However in the case of grief the problem is distance. We are suddenly distanced from the one we love and it is not in the hearts of good and moral humans to simply forget love and walk away from it.
So as I see it, a key failing in the realm of grief counseling is to fail to address this issue. Some groups try to address it by appealing to the view that the separation of you from your loved one is simply a matter of time. That in the future you will be re-united. I can see the benefit of this approach, but feel that its dependent on faith. It does however provide nothing to help you here and now. It offers nothing to help you with waking up alone every morning, doing things that you did together alone, having no comfort provided by the one who you were mutually in love with being there to talk to and provide support.
failureTo those of you reading this who are in grief I am sorry that I don't have anything to offer you (or me even) to help with the pain. What I have instead come to see is that like other sufferers of chronic pain all we can do is manage it. So despite the pain there is no choice, no other alternative plan, but to face the loss and work out how to deal with it; because you can never be as you were. "We all started out as something different", life takes us on a journey which (in truth) we only play a minor role in. Part of the shock to the system in grief is seeing this truth.
"Moving On" becomes an act of learning to do things as does a paraplegic need to re-learn. It is not about attempting to forget the one you loved, indeed you should cherish that love and hold it dear to your heart. Eventually the pain becomes something to which you are able to endure, like learning to run a marathon. You can't do it at first but with training you become strong enough to do it.
Why bother? - well I have no answer for that, I wash in and out of that daily myself. But to me if you don't choose to kill yourself then one reason is to try to make your life better. I will never regain the love that I had or be able to live again what we lived, be able to share the adventures we shared and everything that went into our marriage.
Our love lives in this world only in me now. I am the custodian of that (perhaps) ephemeral beauty. Its a hard lesson to learn. Its a lesson because I believe that its something we have to learn. Unlike almost everything else in life, there is no one to show you the way or how it is done.
A start to learning it is to understand perspectives.
Life Sucks and then you Die...Seeing the truth of this requires an altered perspective: everything we eat comes from a living thing (sorry to say Vegans but you're still killing something). Something dies so that we can live. Mostly in our lives, its us sucking life. Seeing this and accepting that the world (solar system, galaxy and universe) does not revolve around you (or me) is perhaps the next lesson that can be learned from our grief.

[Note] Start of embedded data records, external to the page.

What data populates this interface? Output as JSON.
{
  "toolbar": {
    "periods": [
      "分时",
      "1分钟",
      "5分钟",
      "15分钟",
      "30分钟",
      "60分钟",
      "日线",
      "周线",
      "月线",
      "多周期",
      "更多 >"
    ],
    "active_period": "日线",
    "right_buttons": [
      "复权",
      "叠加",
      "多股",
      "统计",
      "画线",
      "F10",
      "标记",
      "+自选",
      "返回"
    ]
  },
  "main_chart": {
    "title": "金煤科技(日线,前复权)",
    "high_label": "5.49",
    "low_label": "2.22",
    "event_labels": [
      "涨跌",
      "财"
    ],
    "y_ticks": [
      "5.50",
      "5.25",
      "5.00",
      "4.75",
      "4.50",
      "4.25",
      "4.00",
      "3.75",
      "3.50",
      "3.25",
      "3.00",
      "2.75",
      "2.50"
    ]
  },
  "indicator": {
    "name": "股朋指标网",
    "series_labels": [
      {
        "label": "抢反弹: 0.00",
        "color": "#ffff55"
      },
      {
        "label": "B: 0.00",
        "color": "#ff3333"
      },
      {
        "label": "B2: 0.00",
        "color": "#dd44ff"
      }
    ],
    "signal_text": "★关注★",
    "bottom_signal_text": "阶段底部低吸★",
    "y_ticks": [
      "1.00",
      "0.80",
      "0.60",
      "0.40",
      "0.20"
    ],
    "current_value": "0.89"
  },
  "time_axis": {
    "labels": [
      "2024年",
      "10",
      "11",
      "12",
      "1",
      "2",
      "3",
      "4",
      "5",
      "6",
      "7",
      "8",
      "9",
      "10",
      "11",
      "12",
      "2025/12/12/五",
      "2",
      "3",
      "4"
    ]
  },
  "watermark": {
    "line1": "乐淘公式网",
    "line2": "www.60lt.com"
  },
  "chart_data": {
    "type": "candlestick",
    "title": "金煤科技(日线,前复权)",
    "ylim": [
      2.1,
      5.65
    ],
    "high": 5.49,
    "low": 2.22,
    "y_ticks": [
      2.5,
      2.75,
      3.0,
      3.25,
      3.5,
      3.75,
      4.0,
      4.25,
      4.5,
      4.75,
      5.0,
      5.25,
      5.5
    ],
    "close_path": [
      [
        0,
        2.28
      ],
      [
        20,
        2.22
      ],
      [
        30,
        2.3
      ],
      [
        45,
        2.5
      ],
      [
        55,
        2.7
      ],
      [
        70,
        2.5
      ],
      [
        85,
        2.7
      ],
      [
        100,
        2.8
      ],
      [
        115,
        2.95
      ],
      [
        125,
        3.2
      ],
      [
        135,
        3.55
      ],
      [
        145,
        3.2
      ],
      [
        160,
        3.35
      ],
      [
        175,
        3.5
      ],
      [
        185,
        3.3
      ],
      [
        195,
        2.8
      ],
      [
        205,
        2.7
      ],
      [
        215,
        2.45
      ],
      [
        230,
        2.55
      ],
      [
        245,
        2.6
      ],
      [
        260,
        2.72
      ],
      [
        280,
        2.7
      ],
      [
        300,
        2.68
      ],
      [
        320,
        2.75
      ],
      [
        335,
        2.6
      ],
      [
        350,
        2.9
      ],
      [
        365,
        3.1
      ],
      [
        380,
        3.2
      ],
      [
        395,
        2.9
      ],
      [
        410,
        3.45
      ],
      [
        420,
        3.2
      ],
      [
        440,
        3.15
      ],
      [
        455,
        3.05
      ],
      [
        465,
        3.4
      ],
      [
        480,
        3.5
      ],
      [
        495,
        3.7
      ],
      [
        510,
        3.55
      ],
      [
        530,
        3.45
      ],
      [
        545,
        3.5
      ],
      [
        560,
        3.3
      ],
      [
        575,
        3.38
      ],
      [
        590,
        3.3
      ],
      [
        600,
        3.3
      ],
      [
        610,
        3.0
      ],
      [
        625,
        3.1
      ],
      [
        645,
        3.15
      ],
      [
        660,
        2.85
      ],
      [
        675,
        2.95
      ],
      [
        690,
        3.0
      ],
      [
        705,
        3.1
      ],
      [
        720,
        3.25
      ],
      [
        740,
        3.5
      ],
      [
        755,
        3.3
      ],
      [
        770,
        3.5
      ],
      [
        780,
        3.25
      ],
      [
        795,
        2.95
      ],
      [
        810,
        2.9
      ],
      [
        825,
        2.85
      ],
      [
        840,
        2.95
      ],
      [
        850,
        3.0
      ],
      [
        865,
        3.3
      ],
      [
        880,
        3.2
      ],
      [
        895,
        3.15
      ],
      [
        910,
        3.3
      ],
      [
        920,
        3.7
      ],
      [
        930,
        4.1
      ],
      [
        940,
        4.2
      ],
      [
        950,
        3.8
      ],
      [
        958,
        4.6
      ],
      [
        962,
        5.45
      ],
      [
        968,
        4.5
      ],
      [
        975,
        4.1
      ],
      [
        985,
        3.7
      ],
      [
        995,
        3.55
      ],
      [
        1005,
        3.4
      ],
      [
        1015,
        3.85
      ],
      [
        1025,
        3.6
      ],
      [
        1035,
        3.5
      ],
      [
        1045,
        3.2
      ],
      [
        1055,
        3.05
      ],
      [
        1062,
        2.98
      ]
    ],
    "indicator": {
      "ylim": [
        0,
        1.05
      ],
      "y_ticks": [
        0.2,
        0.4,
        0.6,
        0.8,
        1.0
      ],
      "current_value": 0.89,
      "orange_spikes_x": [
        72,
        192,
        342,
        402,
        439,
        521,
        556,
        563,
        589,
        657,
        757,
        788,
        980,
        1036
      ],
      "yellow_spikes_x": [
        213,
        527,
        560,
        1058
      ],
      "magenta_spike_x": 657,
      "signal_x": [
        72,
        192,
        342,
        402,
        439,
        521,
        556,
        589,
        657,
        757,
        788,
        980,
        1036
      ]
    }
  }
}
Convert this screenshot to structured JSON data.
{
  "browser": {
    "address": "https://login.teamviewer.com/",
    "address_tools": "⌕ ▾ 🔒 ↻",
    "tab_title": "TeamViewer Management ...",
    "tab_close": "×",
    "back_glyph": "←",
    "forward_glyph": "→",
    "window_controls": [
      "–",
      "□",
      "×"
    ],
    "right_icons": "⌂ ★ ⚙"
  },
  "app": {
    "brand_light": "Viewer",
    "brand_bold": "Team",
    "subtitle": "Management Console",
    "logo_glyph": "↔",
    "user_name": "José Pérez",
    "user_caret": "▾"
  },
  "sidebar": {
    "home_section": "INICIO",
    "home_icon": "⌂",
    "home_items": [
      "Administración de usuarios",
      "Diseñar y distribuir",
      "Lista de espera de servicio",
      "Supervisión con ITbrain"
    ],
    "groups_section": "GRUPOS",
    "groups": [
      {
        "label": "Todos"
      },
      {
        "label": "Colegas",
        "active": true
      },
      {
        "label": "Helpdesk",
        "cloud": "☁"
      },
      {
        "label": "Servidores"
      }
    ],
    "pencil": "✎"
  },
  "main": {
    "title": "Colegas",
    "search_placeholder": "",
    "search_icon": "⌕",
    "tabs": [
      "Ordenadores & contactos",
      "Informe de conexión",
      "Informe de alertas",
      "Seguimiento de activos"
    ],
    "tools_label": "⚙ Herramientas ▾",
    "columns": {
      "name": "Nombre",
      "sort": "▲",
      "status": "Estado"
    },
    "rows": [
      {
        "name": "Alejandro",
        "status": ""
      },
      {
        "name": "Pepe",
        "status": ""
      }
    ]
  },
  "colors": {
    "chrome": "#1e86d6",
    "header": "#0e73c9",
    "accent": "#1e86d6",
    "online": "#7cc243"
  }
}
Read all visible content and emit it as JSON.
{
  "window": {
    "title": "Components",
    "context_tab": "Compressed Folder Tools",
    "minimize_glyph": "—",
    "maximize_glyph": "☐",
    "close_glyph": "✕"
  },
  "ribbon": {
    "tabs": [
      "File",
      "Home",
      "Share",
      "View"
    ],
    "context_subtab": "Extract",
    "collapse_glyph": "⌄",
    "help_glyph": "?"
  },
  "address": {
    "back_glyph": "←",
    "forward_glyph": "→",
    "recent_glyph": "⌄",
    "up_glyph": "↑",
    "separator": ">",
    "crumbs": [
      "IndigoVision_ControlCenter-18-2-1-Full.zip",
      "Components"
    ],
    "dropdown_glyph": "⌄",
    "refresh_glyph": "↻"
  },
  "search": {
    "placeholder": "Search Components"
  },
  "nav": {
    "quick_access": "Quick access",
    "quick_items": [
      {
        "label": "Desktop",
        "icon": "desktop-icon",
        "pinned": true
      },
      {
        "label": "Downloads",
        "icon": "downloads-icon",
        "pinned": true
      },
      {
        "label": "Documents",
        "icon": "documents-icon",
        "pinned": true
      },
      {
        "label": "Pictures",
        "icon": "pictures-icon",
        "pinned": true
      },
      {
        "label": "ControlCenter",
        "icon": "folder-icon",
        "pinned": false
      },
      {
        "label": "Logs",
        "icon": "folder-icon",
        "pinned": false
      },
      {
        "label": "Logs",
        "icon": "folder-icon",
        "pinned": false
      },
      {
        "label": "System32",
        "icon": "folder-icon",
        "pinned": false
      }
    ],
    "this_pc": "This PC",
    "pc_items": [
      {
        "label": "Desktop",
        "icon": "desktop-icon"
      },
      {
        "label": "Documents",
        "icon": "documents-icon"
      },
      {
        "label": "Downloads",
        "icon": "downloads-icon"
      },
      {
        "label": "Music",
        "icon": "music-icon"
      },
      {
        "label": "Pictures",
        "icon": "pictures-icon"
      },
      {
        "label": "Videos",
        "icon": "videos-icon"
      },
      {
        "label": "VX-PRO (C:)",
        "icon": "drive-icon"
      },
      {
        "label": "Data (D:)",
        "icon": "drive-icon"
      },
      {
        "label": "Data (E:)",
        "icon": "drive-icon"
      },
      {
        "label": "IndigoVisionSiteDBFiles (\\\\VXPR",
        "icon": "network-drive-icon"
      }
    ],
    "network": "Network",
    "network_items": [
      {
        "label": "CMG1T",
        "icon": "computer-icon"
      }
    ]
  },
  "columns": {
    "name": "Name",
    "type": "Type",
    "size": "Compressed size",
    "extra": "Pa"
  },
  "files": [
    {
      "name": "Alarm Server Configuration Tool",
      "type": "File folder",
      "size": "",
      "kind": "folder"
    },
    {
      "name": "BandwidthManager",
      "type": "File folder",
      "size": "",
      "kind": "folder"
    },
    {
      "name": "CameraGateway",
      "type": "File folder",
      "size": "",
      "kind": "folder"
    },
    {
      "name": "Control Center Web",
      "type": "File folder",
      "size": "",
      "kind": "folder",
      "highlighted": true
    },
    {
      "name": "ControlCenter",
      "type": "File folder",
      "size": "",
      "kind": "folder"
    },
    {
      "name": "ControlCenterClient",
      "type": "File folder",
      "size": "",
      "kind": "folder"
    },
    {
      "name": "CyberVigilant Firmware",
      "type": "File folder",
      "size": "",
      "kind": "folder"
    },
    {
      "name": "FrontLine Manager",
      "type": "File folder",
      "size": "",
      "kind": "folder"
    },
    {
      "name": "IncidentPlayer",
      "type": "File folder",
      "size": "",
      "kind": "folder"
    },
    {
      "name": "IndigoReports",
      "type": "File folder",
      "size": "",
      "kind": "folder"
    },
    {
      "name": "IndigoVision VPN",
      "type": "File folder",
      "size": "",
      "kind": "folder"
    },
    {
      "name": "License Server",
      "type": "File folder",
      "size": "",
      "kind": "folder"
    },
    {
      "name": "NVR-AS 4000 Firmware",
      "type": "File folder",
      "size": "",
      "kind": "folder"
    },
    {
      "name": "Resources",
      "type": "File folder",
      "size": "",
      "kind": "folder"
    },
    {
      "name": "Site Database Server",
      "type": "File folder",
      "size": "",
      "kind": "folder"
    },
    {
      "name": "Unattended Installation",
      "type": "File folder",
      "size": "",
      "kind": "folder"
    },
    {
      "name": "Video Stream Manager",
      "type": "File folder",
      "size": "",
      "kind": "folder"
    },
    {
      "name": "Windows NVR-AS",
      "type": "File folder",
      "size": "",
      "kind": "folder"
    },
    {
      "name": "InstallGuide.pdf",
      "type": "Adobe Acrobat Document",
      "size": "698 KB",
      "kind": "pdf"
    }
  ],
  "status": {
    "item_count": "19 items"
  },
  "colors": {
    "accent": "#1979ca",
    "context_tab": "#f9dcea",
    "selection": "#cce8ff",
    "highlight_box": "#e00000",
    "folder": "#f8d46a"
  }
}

Turning the perspective around, a baby sucks milk from an nipple. The mother is giving willingly but the baby is still sucking life and nourishment from her. The time perspectives are longer than we consider normally, but indeed at that moment while she is nourishing her infant she is also on the path to death. She (unlike the child she is feeding) is not growing, only growing older.
Recently I had the opportunity to be a nipple for someone. I provided advice and suggestions to someone who with that advice was able to avoid having another open heart surgery and instead undergo a treatment which solved the problem for her valve. As one who has had 3 open heart surgeries , I felt very grateful to be able to use what I know to help another person avoid that particular road.
If I do no more than this from time to time then I'm doing something good. I'm helping life go on (even if its not my life) by being a supply of something for someone else.
Perhaps that can help you to feel better about living with grief, living with the loss and remaining in love with the one you lost.